Your copy should hold exactly the lines from the one containing "Convert this screenshot" through the last line of the entries, and no pictures.

══ Material to process

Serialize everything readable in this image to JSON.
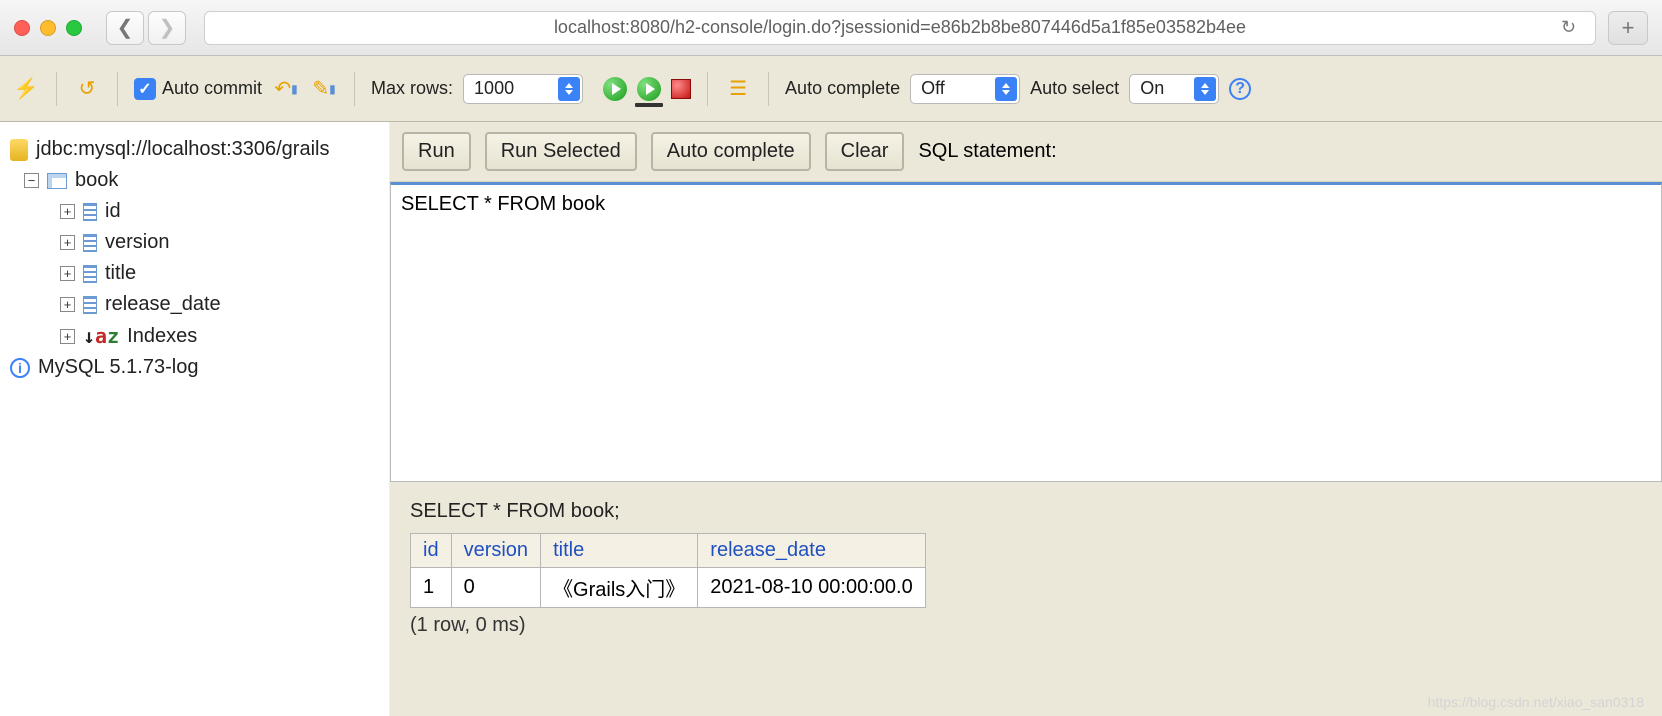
{
  "browser": {
    "url": "localhost:8080/h2-console/login.do?jsessionid=e86b2b8be807446d5a1f85e03582b4ee"
  },
  "toolbar": {
    "auto_commit_label": "Auto commit",
    "max_rows_label": "Max rows:",
    "max_rows_value": "1000",
    "auto_complete_label": "Auto complete",
    "auto_complete_value": "Off",
    "auto_select_label": "Auto select",
    "auto_select_value": "On"
  },
  "sidebar": {
    "jdbc_url": "jdbc:mysql://localhost:3306/grails",
    "table_name": "book",
    "columns": [
      "id",
      "version",
      "title",
      "release_date"
    ],
    "indexes_label": "Indexes",
    "db_info": "MySQL 5.1.73-log"
  },
  "query": {
    "run_label": "Run",
    "run_selected_label": "Run Selected",
    "auto_complete_label": "Auto complete",
    "clear_label": "Clear",
    "sql_statement_label": "SQL statement:",
    "sql_text": "SELECT * FROM book "
  },
  "result": {
    "statement": "SELECT * FROM book;",
    "headers": [
      "id",
      "version",
      "title",
      "release_date"
    ],
    "rows": [
      {
        "id": "1",
        "version": "0",
        "title": "《Grails入门》",
        "release_date": "2021-08-10 00:00:00.0"
      }
    ],
    "meta": "(1 row, 0 ms)"
  },
  "watermark": "https://blog.csdn.net/xiao_san0318"
}
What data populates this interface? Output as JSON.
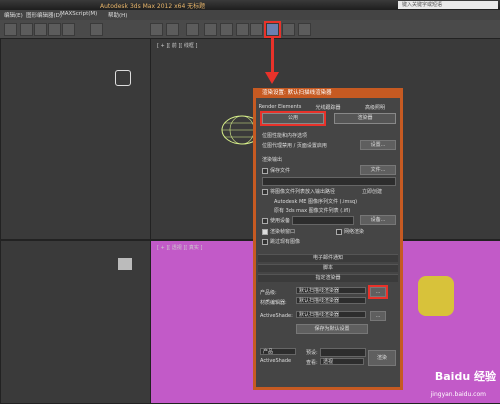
{
  "window": {
    "title": "Autodesk 3ds Max  2012 x64    无标题",
    "search_placeholder": "键入关键字或短语"
  },
  "menu": [
    "编辑(E)",
    "图形编辑器(D)",
    "MAXScript(M)",
    "帮助(H)"
  ],
  "viewports": {
    "top_right": "[ + ][ 前 ][ 线框 ]",
    "bottom_right": "[ + ][ 透视 ][ 真实 ]"
  },
  "dialog": {
    "title": "渲染设置: 默认扫描线渲染器",
    "tabs_row1": [
      "Render Elements",
      "光线跟踪器",
      "高级照明"
    ],
    "tabs_row2": [
      "公用",
      "渲染器"
    ],
    "lines": {
      "proxy_section": "位图性能和内存选项",
      "proxy_text": "位图代理禁用 / 页面设置启用",
      "setup_btn": "设置...",
      "output_section": "渲染输出",
      "save_file": "保存文件",
      "file_btn": "文件...",
      "queue_label": "将图像文件列表放入输出路径",
      "create_now": "立即创建",
      "autodesk_list": "Autodesk ME 图像序列文件 (.imsq)",
      "legacy_list": "原有 3ds max 图像文件列表 (.ifl)",
      "device": "使用设备",
      "device_btn": "设备...",
      "frame_window": "渲染帧窗口",
      "net_render": "网络渲染",
      "skip_existing": "跳过现有图像"
    },
    "rollouts": [
      "电子邮件通知",
      "脚本",
      "指定渲染器"
    ],
    "assign": {
      "production_label": "产品级:",
      "production_value": "默认扫描线渲染器",
      "material_label": "材质编辑器:",
      "material_value": "默认扫描线渲染器",
      "activeshade_label": "ActiveShade:",
      "activeshade_value": "默认扫描线渲染器",
      "save_default": "保存为默认设置",
      "more_btn": "..."
    },
    "footer": {
      "mode_product": "产品",
      "mode_activeshade": "ActiveShade",
      "preset_label": "预设:",
      "view_label": "查看:",
      "view_value": "透视",
      "render_btn": "渲染"
    }
  },
  "watermark": {
    "brand": "Baidu 经验",
    "url": "jingyan.baidu.com"
  }
}
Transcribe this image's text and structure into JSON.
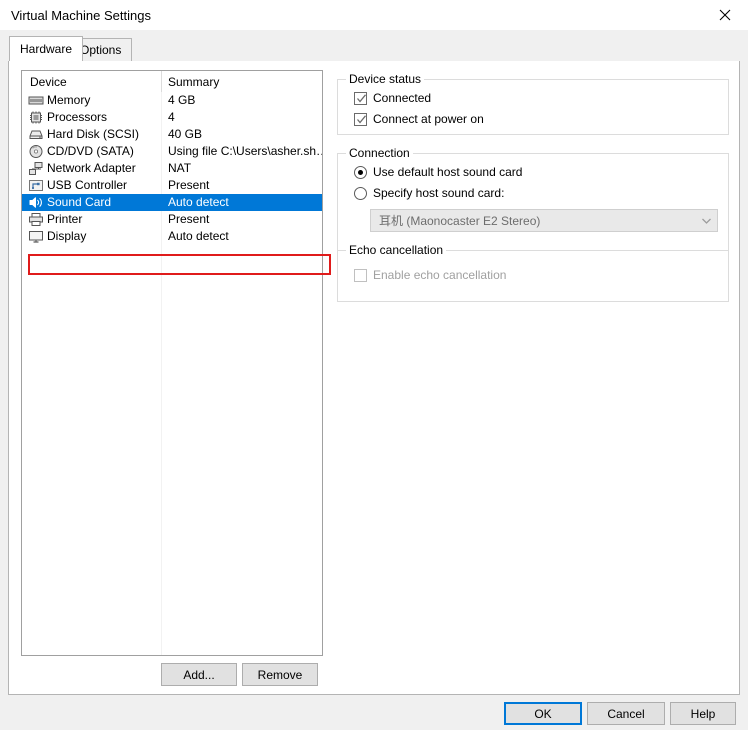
{
  "window": {
    "title": "Virtual Machine Settings",
    "close_icon": "close-icon"
  },
  "tabs": [
    {
      "label": "Hardware",
      "active": true
    },
    {
      "label": "Options",
      "active": false
    }
  ],
  "device_list": {
    "headers": {
      "device": "Device",
      "summary": "Summary"
    },
    "rows": [
      {
        "icon": "memory-icon",
        "name": "Memory",
        "summary": "4 GB",
        "selected": false
      },
      {
        "icon": "processor-icon",
        "name": "Processors",
        "summary": "4",
        "selected": false
      },
      {
        "icon": "hard-disk-icon",
        "name": "Hard Disk (SCSI)",
        "summary": "40 GB",
        "selected": false
      },
      {
        "icon": "cd-dvd-icon",
        "name": "CD/DVD (SATA)",
        "summary": "Using file C:\\Users\\asher.sh…",
        "selected": false
      },
      {
        "icon": "network-adapter-icon",
        "name": "Network Adapter",
        "summary": "NAT",
        "selected": false
      },
      {
        "icon": "usb-controller-icon",
        "name": "USB Controller",
        "summary": "Present",
        "selected": false
      },
      {
        "icon": "sound-card-icon",
        "name": "Sound Card",
        "summary": "Auto detect",
        "selected": true
      },
      {
        "icon": "printer-icon",
        "name": "Printer",
        "summary": "Present",
        "selected": false
      },
      {
        "icon": "display-icon",
        "name": "Display",
        "summary": "Auto detect",
        "selected": false
      }
    ],
    "add_label": "Add...",
    "remove_label": "Remove"
  },
  "device_status": {
    "title": "Device status",
    "connected_label": "Connected",
    "connected_checked": true,
    "power_on_label": "Connect at power on",
    "power_on_checked": true
  },
  "connection": {
    "title": "Connection",
    "use_default_label": "Use default host sound card",
    "use_default_selected": true,
    "specify_label": "Specify host sound card:",
    "specify_selected": false,
    "dropdown_value": "耳机 (Maonocaster E2 Stereo)",
    "dropdown_icon": "chevron-down-icon",
    "dropdown_disabled": true
  },
  "echo": {
    "title": "Echo cancellation",
    "enable_label": "Enable echo cancellation",
    "enable_checked": false,
    "enable_disabled": true
  },
  "footer": {
    "ok_label": "OK",
    "cancel_label": "Cancel",
    "help_label": "Help"
  },
  "colors": {
    "selection_blue": "#0078d7",
    "annotation_red": "#e01b1b",
    "dialog_gray": "#f0f0f0"
  }
}
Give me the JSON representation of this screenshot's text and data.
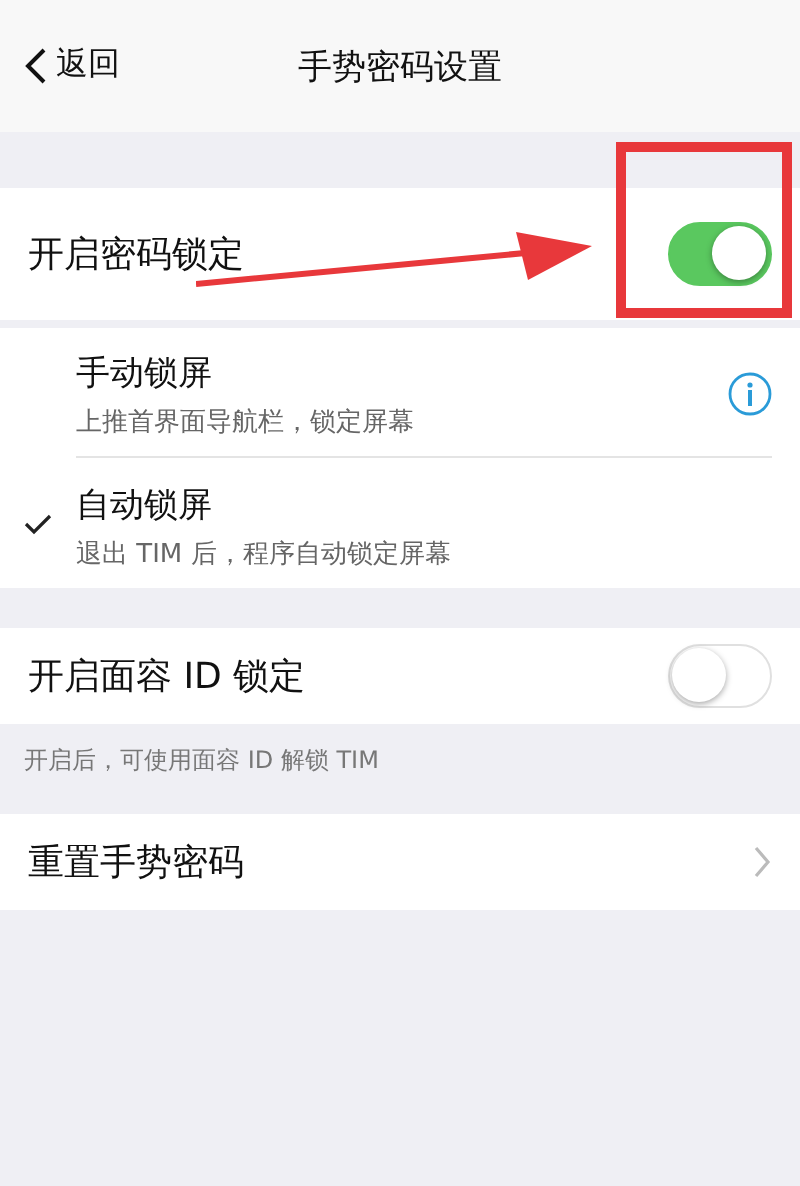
{
  "nav": {
    "back": "返回",
    "title": "手势密码设置"
  },
  "password_lock": {
    "label": "开启密码锁定",
    "on": true
  },
  "lock_modes": [
    {
      "title": "手动锁屏",
      "subtitle": "上推首界面导航栏，锁定屏幕",
      "selected": false,
      "info": true
    },
    {
      "title": "自动锁屏",
      "subtitle": "退出 TIM 后，程序自动锁定屏幕",
      "selected": true,
      "info": false
    }
  ],
  "face_id": {
    "label": "开启面容 ID 锁定",
    "on": false,
    "note": "开启后，可使用面容 ID 解锁 TIM"
  },
  "reset": {
    "label": "重置手势密码"
  },
  "annotations": {
    "highlight_frame": true,
    "pointer_arrow": true
  }
}
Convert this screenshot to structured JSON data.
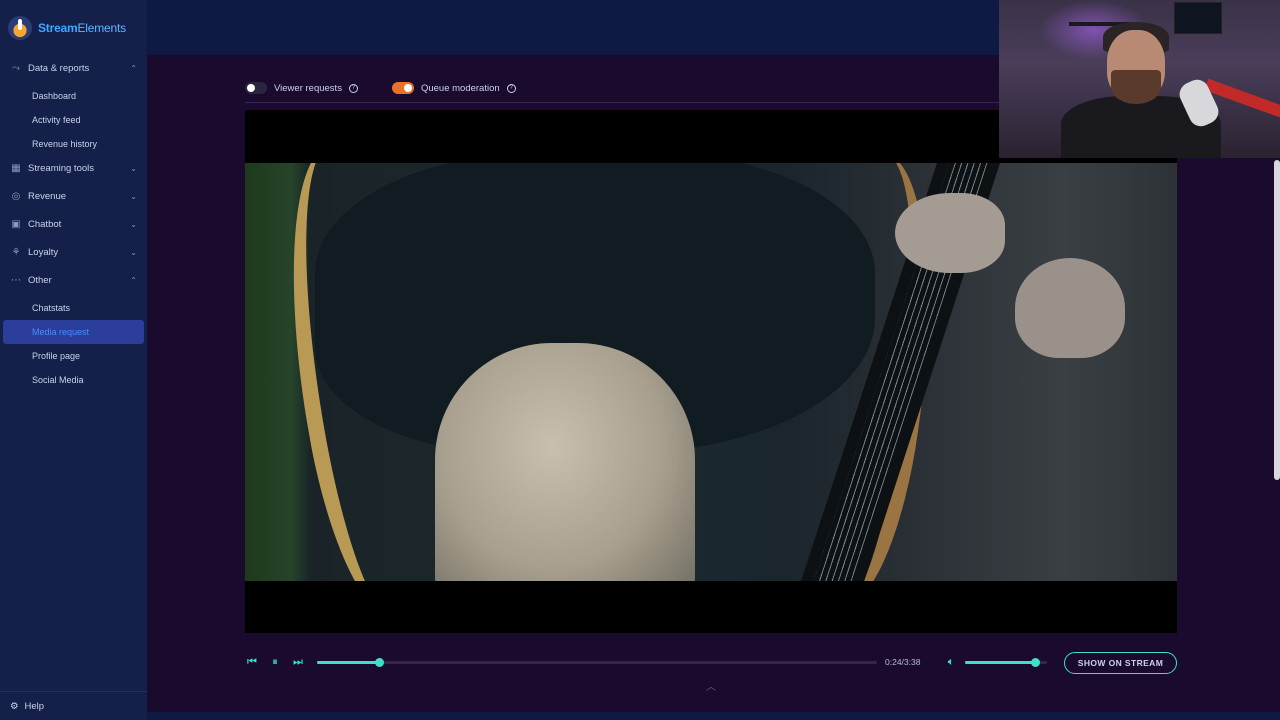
{
  "brand": {
    "name_a": "Stream",
    "name_b": "Elements"
  },
  "sidebar": {
    "groups": [
      {
        "label": "Data & reports",
        "icon": "chart-line-icon",
        "expanded": true
      },
      {
        "label": "Streaming tools",
        "icon": "layout-icon",
        "expanded": false
      },
      {
        "label": "Revenue",
        "icon": "coin-icon",
        "expanded": false
      },
      {
        "label": "Chatbot",
        "icon": "robot-icon",
        "expanded": false
      },
      {
        "label": "Loyalty",
        "icon": "medal-icon",
        "expanded": false
      },
      {
        "label": "Other",
        "icon": "dots-icon",
        "expanded": true
      }
    ],
    "data_items": [
      "Dashboard",
      "Activity feed",
      "Revenue history"
    ],
    "other_items": [
      "Chatstats",
      "Media request",
      "Profile page",
      "Social Media"
    ],
    "active_item": "Media request",
    "help": "Help"
  },
  "toggles": {
    "viewer_requests": {
      "label": "Viewer requests",
      "on": false
    },
    "queue_moderation": {
      "label": "Queue moderation",
      "on": true
    }
  },
  "player": {
    "time": "0:24/3:38",
    "progress_fraction": 0.11,
    "volume_fraction": 0.85,
    "show_on_stream": "SHOW ON STREAM"
  },
  "colors": {
    "accent": "#3fe0c8",
    "active_nav": "#2c3e9b",
    "toggle_on": "#e8702a"
  }
}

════

▸ **Response area**:
Convert this screenshot to structured JSON data.
{
  "brand": {
    "name_a": "Stream",
    "name_b": "Elements"
  },
  "sidebar": {
    "groups": [
      {
        "label": "Data & reports",
        "icon": "chart-line-icon",
        "expanded": true
      },
      {
        "label": "Streaming tools",
        "icon": "layout-icon",
        "expanded": false
      },
      {
        "label": "Revenue",
        "icon": "coin-icon",
        "expanded": false
      },
      {
        "label": "Chatbot",
        "icon": "robot-icon",
        "expanded": false
      },
      {
        "label": "Loyalty",
        "icon": "medal-icon",
        "expanded": false
      },
      {
        "label": "Other",
        "icon": "dots-icon",
        "expanded": true
      }
    ],
    "data_items": [
      "Dashboard",
      "Activity feed",
      "Revenue history"
    ],
    "other_items": [
      "Chatstats",
      "Media request",
      "Profile page",
      "Social Media"
    ],
    "active_item": "Media request",
    "help": "Help"
  },
  "toggles": {
    "viewer_requests": {
      "label": "Viewer requests",
      "on": false
    },
    "queue_moderation": {
      "label": "Queue moderation",
      "on": true
    }
  },
  "player": {
    "time": "0:24/3:38",
    "progress_fraction": 0.11,
    "volume_fraction": 0.85,
    "show_on_stream": "SHOW ON STREAM"
  },
  "colors": {
    "accent": "#3fe0c8",
    "active_nav": "#2c3e9b",
    "toggle_on": "#e8702a"
  }
}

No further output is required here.